Michael Tilson Thomas’s emotional return to San Francisco Symphony podium

Posted on: November 15, 2021

Demarre McGill (left) and Michael Tilson Thomas take a bow at the San Francisco Symphony. Photo: Laura Morton / San Francisco Chronicle

“Michael Tilson Thomas moves more slowly … But as he took the stage of Davies Symphony Hall on Friday, Nov. 12, to conduct the San Francisco Symphony for the first time in more than a year and a half, there was no mistaking that distinctive presence,” writes Joshua Kosman in Saturday’s (11/13) San Francisco Chronicle. “Audience members leaped to their feet as one person to extend a warm, tumultuous welcome… He began … with Mozart’s Six German Dances, K. 509 … a celebration of music’s sheer entertainment value.

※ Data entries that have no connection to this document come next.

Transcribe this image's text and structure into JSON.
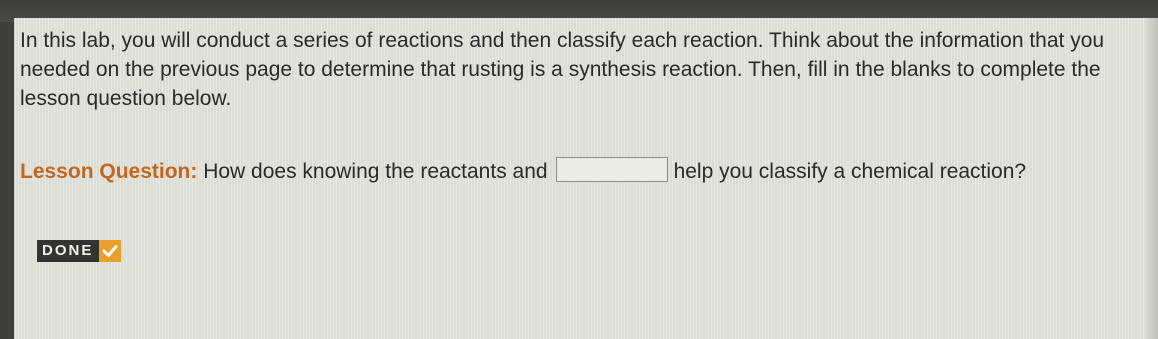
{
  "lesson": {
    "intro": "In this lab, you will conduct a series of reactions and then classify each reaction. Think about the information that you needed on the previous page to determine that rusting is a synthesis reaction. Then, fill in the blanks to complete the lesson question below.",
    "question_label": "Lesson Question:",
    "question_before_blank": " How does knowing the reactants and",
    "question_after_blank": "help you classify a chemical reaction?",
    "blank_value": ""
  },
  "done_button": {
    "label": "DONE",
    "icon": "checkmark-icon",
    "accent_color": "#e9a02a"
  },
  "colors": {
    "question_label": "#c2671f",
    "text": "#2a2a2a",
    "panel": "#e4e4de"
  }
}
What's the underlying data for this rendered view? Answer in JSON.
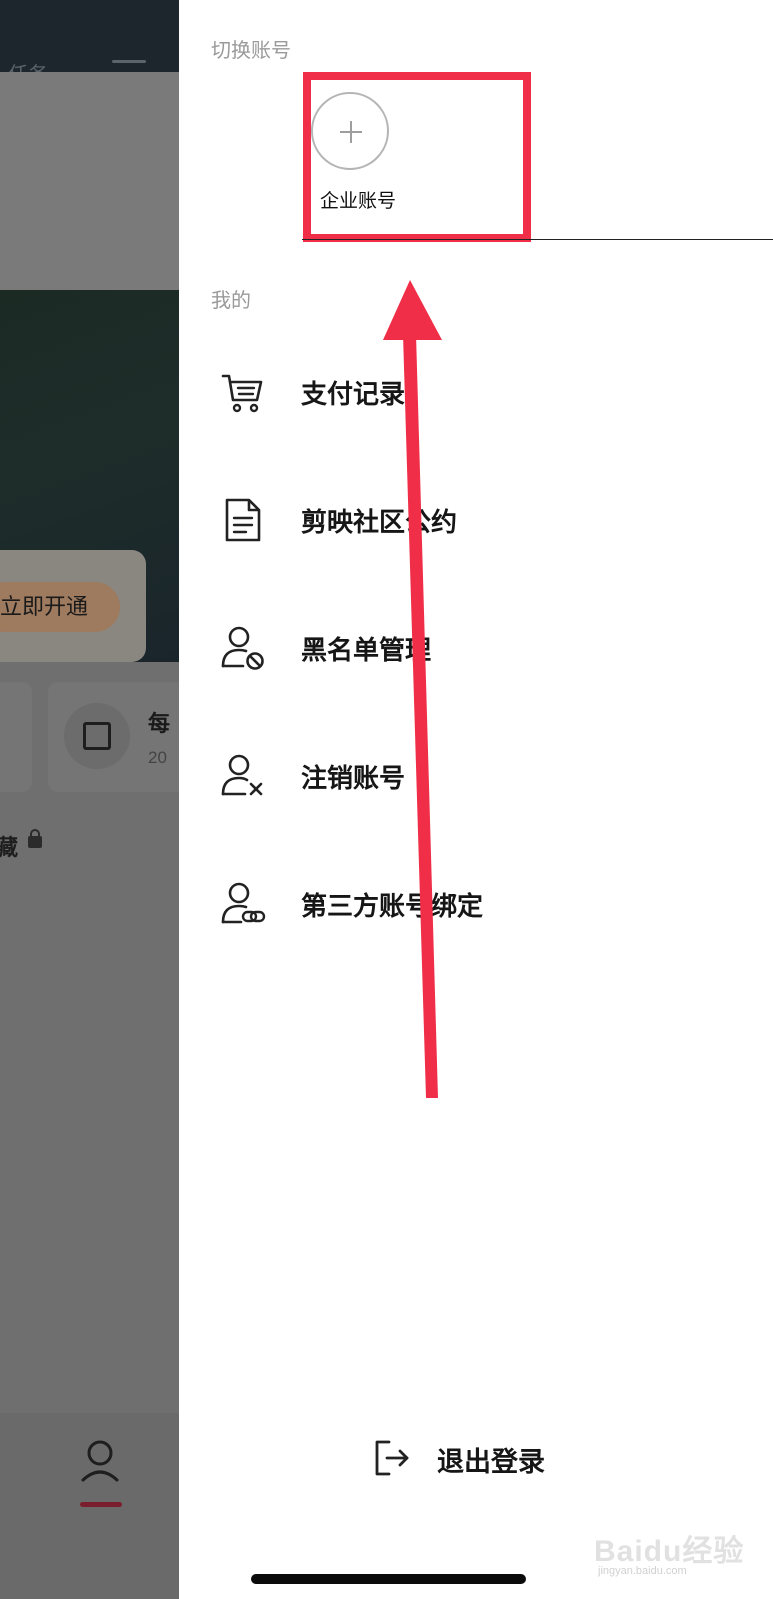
{
  "background_page": {
    "top_tab_partial": "任务",
    "vip_button": "立即开通",
    "tile_title_partial": "每",
    "tile_subtitle_partial": "20",
    "favorites_partial": "藏"
  },
  "drawer": {
    "switch_account_label": "切换账号",
    "enterprise_account_label": "企业账号",
    "mine_label": "我的",
    "menu": [
      {
        "label": "支付记录",
        "icon": "shopping-cart-icon"
      },
      {
        "label": "剪映社区公约",
        "icon": "document-icon"
      },
      {
        "label": "黑名单管理",
        "icon": "user-block-icon"
      },
      {
        "label": "注销账号",
        "icon": "user-remove-icon"
      },
      {
        "label": "第三方账号绑定",
        "icon": "user-link-icon"
      }
    ],
    "logout_label": "退出登录"
  },
  "watermark": {
    "text": "Baidu经验",
    "sub": "jingyan.baidu.com"
  },
  "colors": {
    "annotation_red": "#f02e47",
    "overlay_gray": "#6f6f6f",
    "banner_dark": "#1c2a24"
  }
}
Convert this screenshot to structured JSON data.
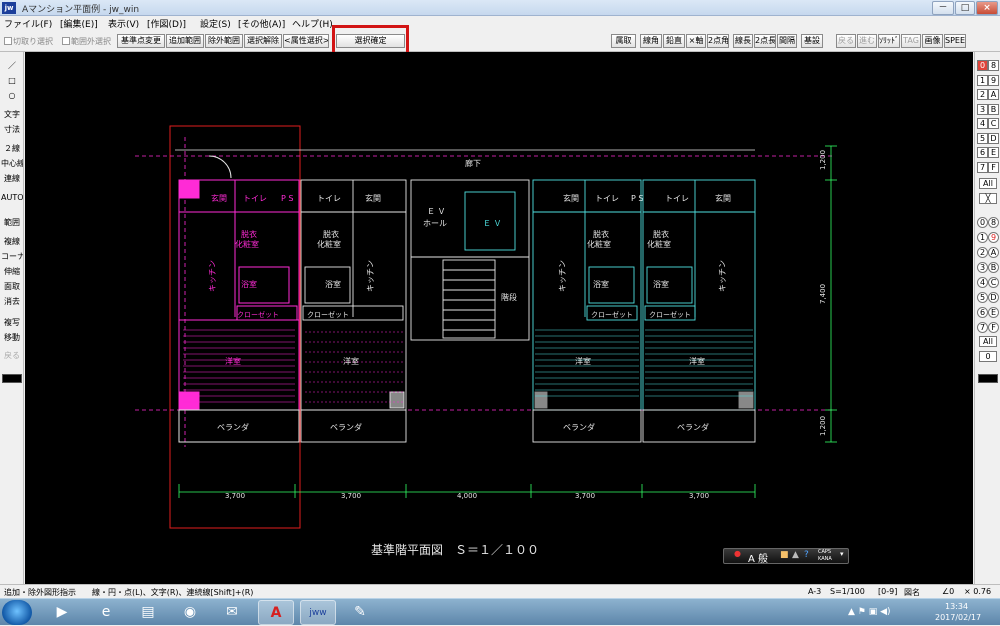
{
  "window": {
    "app_icon": "jw",
    "title": "Aマンション平面例 - jw_win",
    "minimize": "－",
    "maximize": "□",
    "close": "×"
  },
  "menu": [
    "ファイル(F)",
    "[編集(E)]",
    "表示(V)",
    "[作図(D)]",
    "設定(S)",
    "[その他(A)]",
    "ヘルプ(H)"
  ],
  "toolbar": {
    "check_cut": "切取り選択",
    "check_outside": "範囲外選択",
    "buttons_left": [
      "基準点変更",
      "追加範囲",
      "除外範囲",
      "選択解除",
      "<属性選択>"
    ],
    "confirm": "選択確定",
    "buttons_right": [
      "属取",
      "線角",
      "鉛直",
      "×軸",
      "2点角",
      "線長",
      "2点長",
      "間隔",
      "基設"
    ],
    "buttons_far_disabled": [
      "戻る",
      "進む",
      "ｿﾘｯﾄﾞ",
      "TAG"
    ],
    "buttons_far": [
      "画像",
      "SPEED"
    ]
  },
  "left_tools": [
    {
      "label": "／",
      "enabled": true
    },
    {
      "label": "□",
      "enabled": true
    },
    {
      "label": "○",
      "enabled": true
    },
    {
      "label": "文字",
      "enabled": true
    },
    {
      "label": "寸法",
      "enabled": true
    },
    {
      "label": "２線",
      "enabled": true
    },
    {
      "label": "中心線",
      "enabled": true
    },
    {
      "label": "連線",
      "enabled": true
    },
    {
      "label": "AUTO",
      "enabled": true
    },
    {
      "label": "範囲",
      "enabled": true
    },
    {
      "label": "複線",
      "enabled": true
    },
    {
      "label": "コーナー",
      "enabled": true
    },
    {
      "label": "伸縮",
      "enabled": true
    },
    {
      "label": "面取",
      "enabled": true
    },
    {
      "label": "消去",
      "enabled": true
    },
    {
      "label": "複写",
      "enabled": true
    },
    {
      "label": "移動",
      "enabled": true
    },
    {
      "label": "戻る",
      "enabled": false
    }
  ],
  "layer_panel": {
    "group_rows": [
      [
        "0",
        "8"
      ],
      [
        "1",
        "9"
      ],
      [
        "2",
        "A"
      ],
      [
        "3",
        "B"
      ],
      [
        "4",
        "C"
      ],
      [
        "5",
        "D"
      ],
      [
        "6",
        "E"
      ],
      [
        "7",
        "F"
      ]
    ],
    "all": "All",
    "cross": "╳",
    "layer_rows": [
      [
        "0",
        "8"
      ],
      [
        "1",
        "9"
      ],
      [
        "2",
        "A"
      ],
      [
        "3",
        "B"
      ],
      [
        "4",
        "C"
      ],
      [
        "5",
        "D"
      ],
      [
        "6",
        "E"
      ],
      [
        "7",
        "F"
      ]
    ],
    "all2": "All",
    "zero": "0"
  },
  "drawing": {
    "corridor": "廊下",
    "ps": "P S",
    "entrance": "玄関",
    "toilet": "トイレ",
    "dressing_1": "脱衣",
    "dressing_2": "化粧室",
    "kitchen": "キッチン",
    "bath": "浴室",
    "closet": "クローゼット",
    "western_room": "洋室",
    "veranda": "ベランダ",
    "ev_hall_1": "Ｅ Ｖ",
    "ev_hall_2": "ホール",
    "ev": "Ｅ Ｖ",
    "stairs": "階段",
    "dims_bottom": [
      "3,700",
      "3,700",
      "4,000",
      "3,700",
      "3,700"
    ],
    "dims_right": [
      "1,200",
      "7,400",
      "1,200"
    ],
    "title": "基準階平面図　Ｓ＝１／１００"
  },
  "colors": {
    "magenta": "#ff2bd6",
    "cyan": "#4fe0e0",
    "white": "#e6e6e6",
    "green": "#33ff66",
    "selection": "#e01e1e"
  },
  "ime": {
    "label": "A 般",
    "caps": "CAPS",
    "kana": "KANA"
  },
  "status": {
    "hint": "追加・除外図形指示　　線・円・点(L)、文字(R)、連続線[Shift]+(R)",
    "layer": "A-3",
    "scale": "S=1/100",
    "range": "[0-9]",
    "name": "図名",
    "angle": "∠0",
    "zoom": "× 0.76"
  },
  "taskbar": {
    "time": "13:34",
    "date": "2017/02/17"
  }
}
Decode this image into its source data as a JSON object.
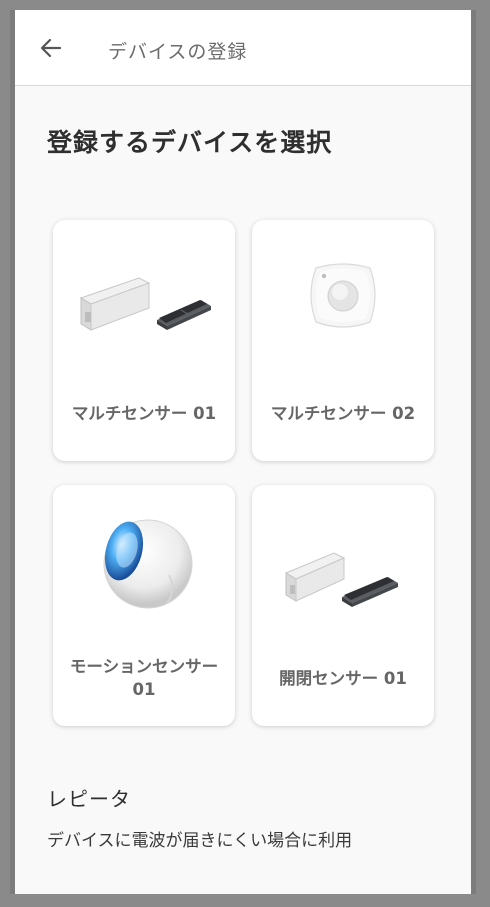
{
  "appbar": {
    "title": "デバイスの登録",
    "back_icon": "arrow-left-icon"
  },
  "heading": "登録するデバイスを選択",
  "devices": [
    {
      "label": "マルチセンサー 01",
      "icon": "multi-sensor-icon"
    },
    {
      "label": "マルチセンサー 02",
      "icon": "square-pir-sensor-icon"
    },
    {
      "label": "モーションセンサー 01",
      "icon": "motion-sensor-ball-icon"
    },
    {
      "label": "開閉センサー 01",
      "icon": "door-window-sensor-icon"
    }
  ],
  "section": {
    "title": "レピータ",
    "description": "デバイスに電波が届きにくい場合に利用"
  },
  "colors": {
    "background": "#f9f9f9",
    "card": "#ffffff",
    "frame": "#7c7c7c"
  }
}
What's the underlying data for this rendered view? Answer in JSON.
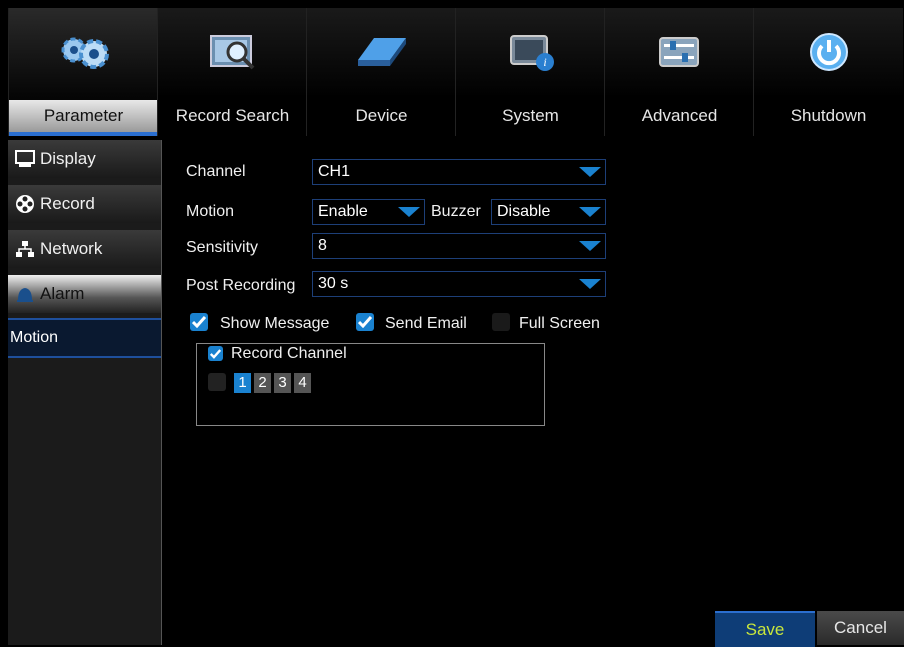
{
  "tabs": [
    {
      "label": "Parameter",
      "icon": "gears-icon",
      "active": true
    },
    {
      "label": "Record Search",
      "icon": "film-search-icon"
    },
    {
      "label": "Device",
      "icon": "hard-drive-icon"
    },
    {
      "label": "System",
      "icon": "system-info-icon"
    },
    {
      "label": "Advanced",
      "icon": "sliders-icon"
    },
    {
      "label": "Shutdown",
      "icon": "power-icon"
    }
  ],
  "sidebar": {
    "items": [
      {
        "label": "Display",
        "icon": "monitor-icon"
      },
      {
        "label": "Record",
        "icon": "film-reel-icon"
      },
      {
        "label": "Network",
        "icon": "network-icon"
      },
      {
        "label": "Alarm",
        "icon": "alarm-bell-icon",
        "active": true
      }
    ],
    "sub_item": "Motion"
  },
  "form": {
    "channel_label": "Channel",
    "channel_value": "CH1",
    "motion_label": "Motion",
    "motion_value": "Enable",
    "buzzer_label": "Buzzer",
    "buzzer_value": "Disable",
    "sensitivity_label": "Sensitivity",
    "sensitivity_value": "8",
    "post_recording_label": "Post Recording",
    "post_recording_value": "30 s",
    "show_message_label": "Show Message",
    "show_message_checked": true,
    "send_email_label": "Send Email",
    "send_email_checked": true,
    "full_screen_label": "Full Screen",
    "full_screen_checked": false,
    "record_channel_label": "Record Channel",
    "record_channel_checked": true,
    "all_channels_checked": false,
    "channels": [
      "1",
      "2",
      "3",
      "4"
    ],
    "selected_channel": "1"
  },
  "buttons": {
    "save": "Save",
    "cancel": "Cancel"
  },
  "colors": {
    "accent_blue": "#1a82d0",
    "save_text": "#c8e63c"
  }
}
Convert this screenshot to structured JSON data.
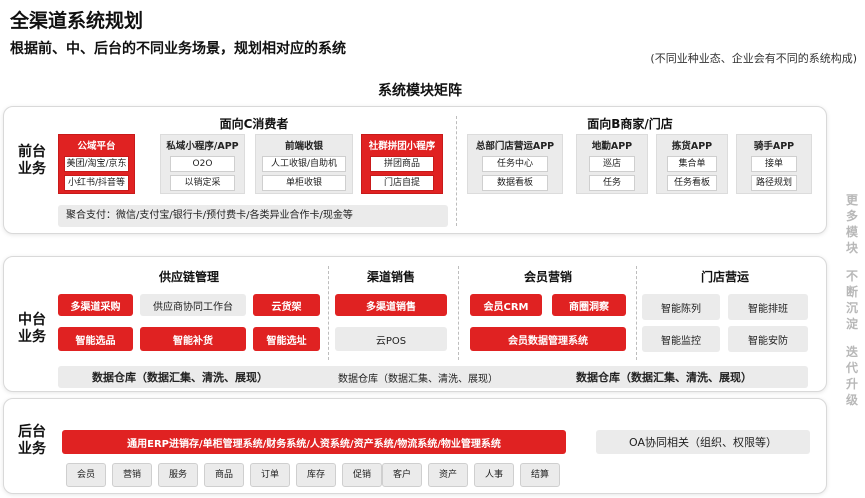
{
  "header": {
    "title": "全渠道系统规划",
    "subtitle": "根据前、中、后台的不同业务场景，规划相对应的系统",
    "note": "(不同业种业态、企业会有不同的系统构成)"
  },
  "matrix_title": "系统模块矩阵",
  "front": {
    "label_line1": "前台",
    "label_line2": "业务",
    "c_title": "面向C消费者",
    "b_title": "面向B商家/门店",
    "c_cards": [
      {
        "title": "公域平台",
        "items": [
          "美团/淘宝/京东",
          "小红书/抖音等"
        ]
      },
      {
        "title": "私域小程序/APP",
        "items": [
          "O2O",
          "以销定采"
        ]
      },
      {
        "title": "前端收银",
        "items": [
          "人工收银/自助机",
          "单柜收银"
        ]
      },
      {
        "title": "社群拼团小程序",
        "items": [
          "拼团商品",
          "门店自提"
        ]
      }
    ],
    "b_cards": [
      {
        "title": "总部门店营运APP",
        "items": [
          "任务中心",
          "数据看板"
        ]
      },
      {
        "title": "地勤APP",
        "items": [
          "巡店",
          "任务"
        ]
      },
      {
        "title": "拣货APP",
        "items": [
          "集合单",
          "任务看板"
        ]
      },
      {
        "title": "骑手APP",
        "items": [
          "接单",
          "路径规划"
        ]
      }
    ],
    "payment": "聚合支付：微信/支付宝/银行卡/预付费卡/各类异业合作卡/现金等"
  },
  "middle": {
    "label_line1": "中台",
    "label_line2": "业务",
    "supply": {
      "title": "供应链管理",
      "row1": [
        "多渠道采购",
        "供应商协同工作台",
        "云货架"
      ],
      "row2": [
        "智能选品",
        "智能补货",
        "智能选址"
      ],
      "dwh": "数据仓库（数据汇集、清洗、展现）"
    },
    "channel": {
      "title": "渠道销售",
      "row1": [
        "多渠道销售"
      ],
      "row2": [
        "云POS"
      ],
      "dwh": "数据仓库（数据汇集、清洗、展现）"
    },
    "member": {
      "title": "会员营销",
      "row1": [
        "会员CRM",
        "商圈洞察"
      ],
      "row2": [
        "会员数据管理系统"
      ],
      "dwh": "数据仓库（数据汇集、清洗、展现）"
    },
    "store": {
      "title": "门店营运",
      "row1": [
        "智能陈列",
        "智能排班"
      ],
      "row2": [
        "智能监控",
        "智能安防"
      ]
    }
  },
  "back": {
    "label_line1": "后台",
    "label_line2": "业务",
    "erp": "通用ERP进销存/单柜管理系统/财务系统/人资系统/资产系统/物流系统/物业管理系统",
    "oa": "OA协同相关（组织、权限等）",
    "modules": [
      "会员",
      "营销",
      "服务",
      "商品",
      "订单",
      "库存",
      "促销",
      "客户",
      "资产",
      "人事",
      "结算"
    ]
  },
  "side_note": [
    "更",
    "多",
    "模",
    "块",
    "",
    "不",
    "断",
    "沉",
    "淀",
    "",
    "迭",
    "代",
    "升",
    "级"
  ],
  "colors": {
    "accent_red": "#e02222",
    "gray_fill": "#ebebeb",
    "side_text": "#b8b8b8"
  }
}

It sounded glorious…. His own composition, the 2004 ‘Notturno’ for flute, harp and strings … includes brief episodes of angst and self-doubt…. Friday’s performance benefited from the presence of the extraordinary flutist Demarre McGill…. In Schumann’s Symphony No. 1, Thomas’s … was the interpretation of someone who has seen too much to quite believe anymore in the score’s youthful optimism…. Just hours before the concert, the Symphony announced that guest conductor Ludovic Morlot would take over half of next week’s concert program, leaving Thomas to focus his energies on preparing Copland’s ‘Appalachian Spring.’ But Friday’s return was an inspiring turn for anyone who cares about him, the orchestra and the musical life of this city.”